▶ What the exercise asks: Within the data below, tally the lines that contain "klanten" and state only the total.

▶ Extracted material:
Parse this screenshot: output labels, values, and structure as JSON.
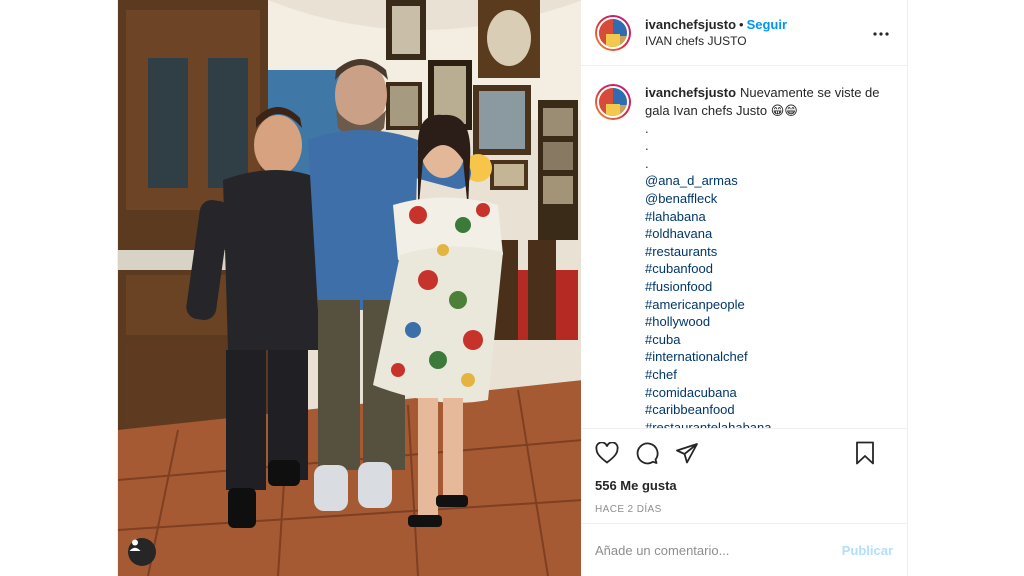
{
  "header": {
    "username": "ivanchefsjusto",
    "separator": "•",
    "follow_label": "Seguir",
    "location": "IVAN chefs JUSTO",
    "more_icon": "more-horizontal-icon"
  },
  "caption": {
    "username": "ivanchefsjusto",
    "text": "Nuevamente se viste de gala Ivan chefs Justo 😁😁",
    "dots": [
      ".",
      ".",
      "."
    ],
    "tags": [
      "@ana_d_armas",
      "@benaffleck",
      "#lahabana",
      "#oldhavana",
      "#restaurants",
      "#cubanfood",
      "#fusionfood",
      "#americanpeople",
      "#hollywood",
      "#cuba",
      "#internationalchef",
      "#chef",
      "#comidacubana",
      "#caribbeanfood",
      "#restaurantelahabana"
    ]
  },
  "actions": {
    "like_icon": "heart-icon",
    "comment_icon": "comment-icon",
    "share_icon": "share-icon",
    "save_icon": "bookmark-icon"
  },
  "likes": "556 Me gusta",
  "time": "HACE 2 DÍAS",
  "comment_box": {
    "placeholder": "Añade un comentario...",
    "publish_label": "Publicar"
  },
  "photo": {
    "tag_icon": "user-tag-icon"
  },
  "colors": {
    "link": "#0095f6",
    "hashtag": "#00376b",
    "muted": "#8e8e8e",
    "publish_disabled": "#b2dffc"
  }
}
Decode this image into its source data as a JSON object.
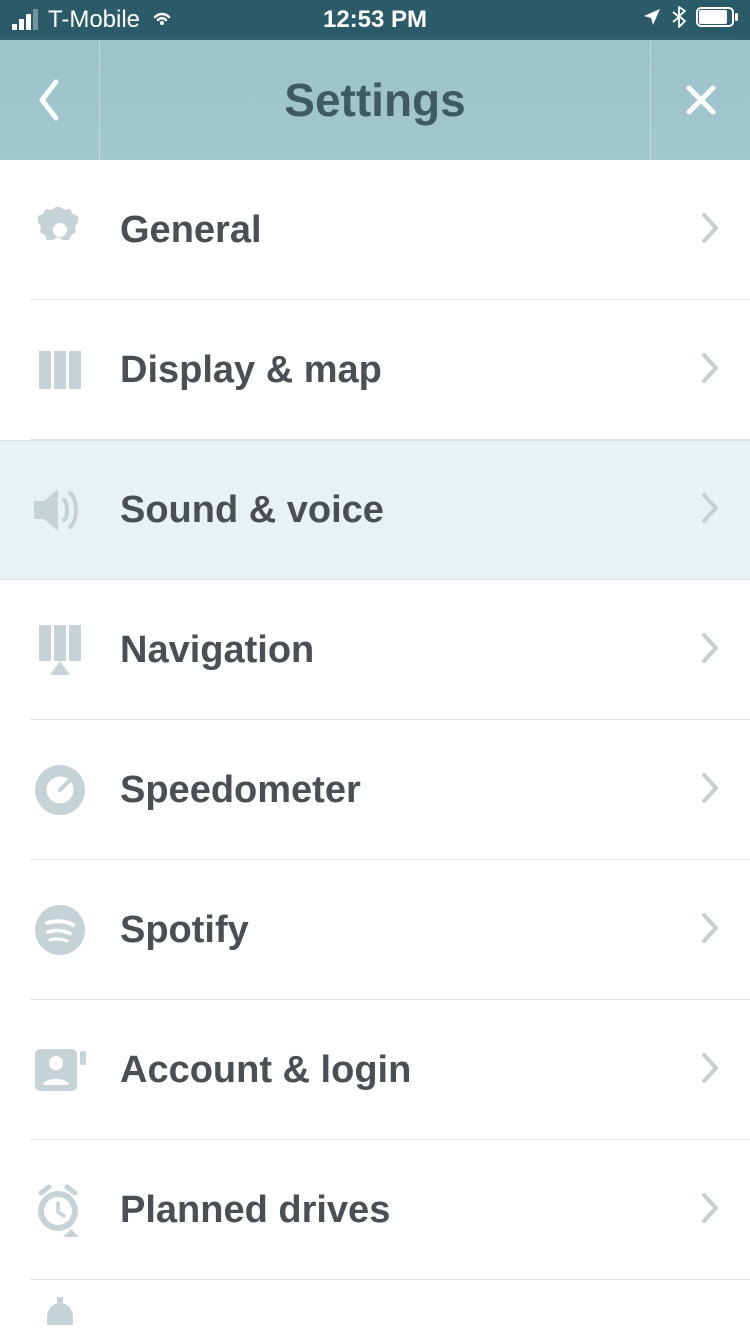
{
  "status_bar": {
    "carrier": "T-Mobile",
    "time": "12:53 PM"
  },
  "nav": {
    "title": "Settings"
  },
  "settings": {
    "items": [
      {
        "label": "General",
        "icon": "gear-icon",
        "highlight": false
      },
      {
        "label": "Display & map",
        "icon": "map-icon",
        "highlight": false
      },
      {
        "label": "Sound & voice",
        "icon": "speaker-icon",
        "highlight": true
      },
      {
        "label": "Navigation",
        "icon": "navigation-icon",
        "highlight": false
      },
      {
        "label": "Speedometer",
        "icon": "gauge-icon",
        "highlight": false
      },
      {
        "label": "Spotify",
        "icon": "spotify-icon",
        "highlight": false
      },
      {
        "label": "Account & login",
        "icon": "account-icon",
        "highlight": false
      },
      {
        "label": "Planned drives",
        "icon": "clock-icon",
        "highlight": false
      }
    ]
  }
}
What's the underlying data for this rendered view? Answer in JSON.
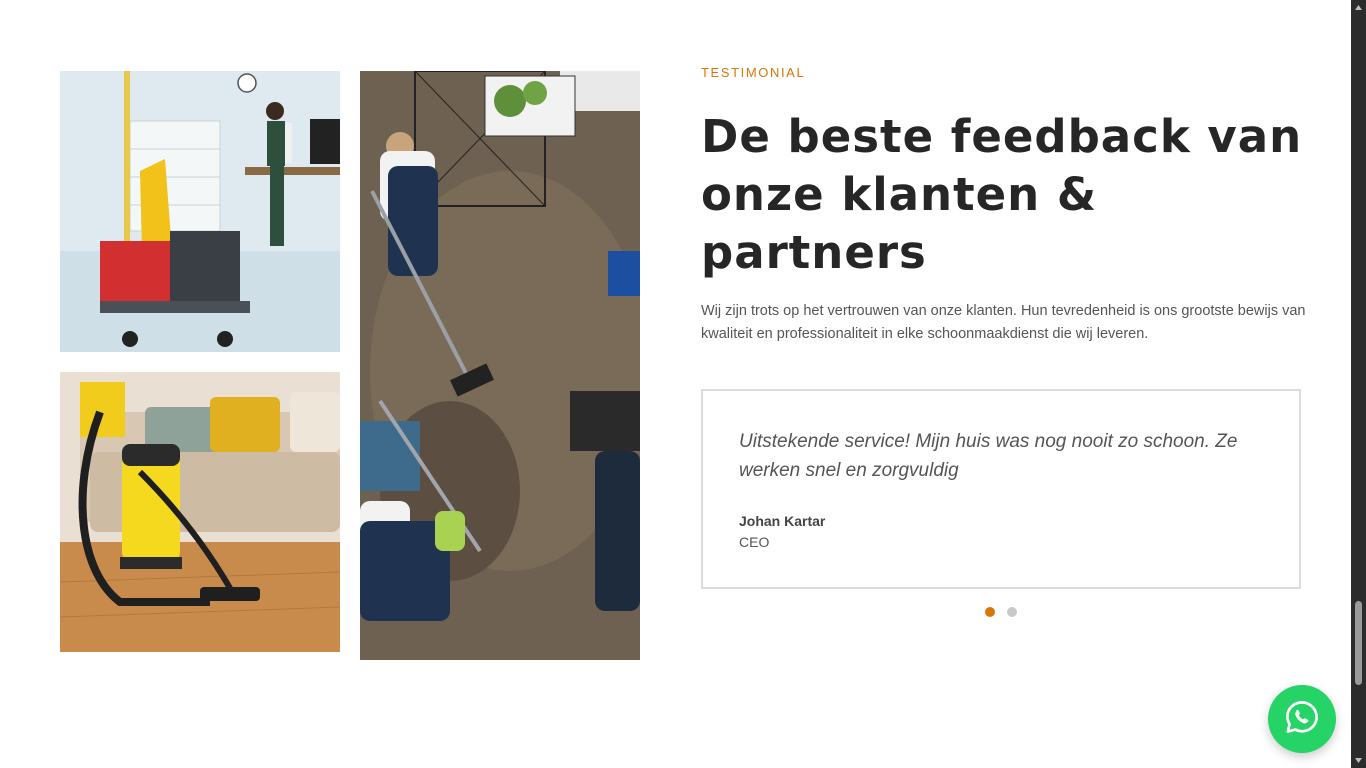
{
  "section": {
    "eyebrow": "TESTIMONIAL",
    "headline": "De beste feedback van onze klanten & partners",
    "lead": "Wij zijn trots op het vertrouwen van onze klanten. Hun tevredenheid is ons grootste bewijs van kwaliteit en professionaliteit in elke schoonmaakdienst die wij leveren."
  },
  "testimonial": {
    "quote": "Uitstekende service! Mijn huis was nog nooit zo schoon. Ze werken snel en zorgvuldig",
    "author": "Johan Kartar",
    "role": "CEO"
  },
  "carousel": {
    "slides": 2,
    "active_index": 0
  },
  "icons": {
    "whatsapp": "whatsapp-icon"
  },
  "colors": {
    "accent": "#d97706",
    "heading": "#262626",
    "whatsapp": "#25d366"
  }
}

▶ Exercise solution: 2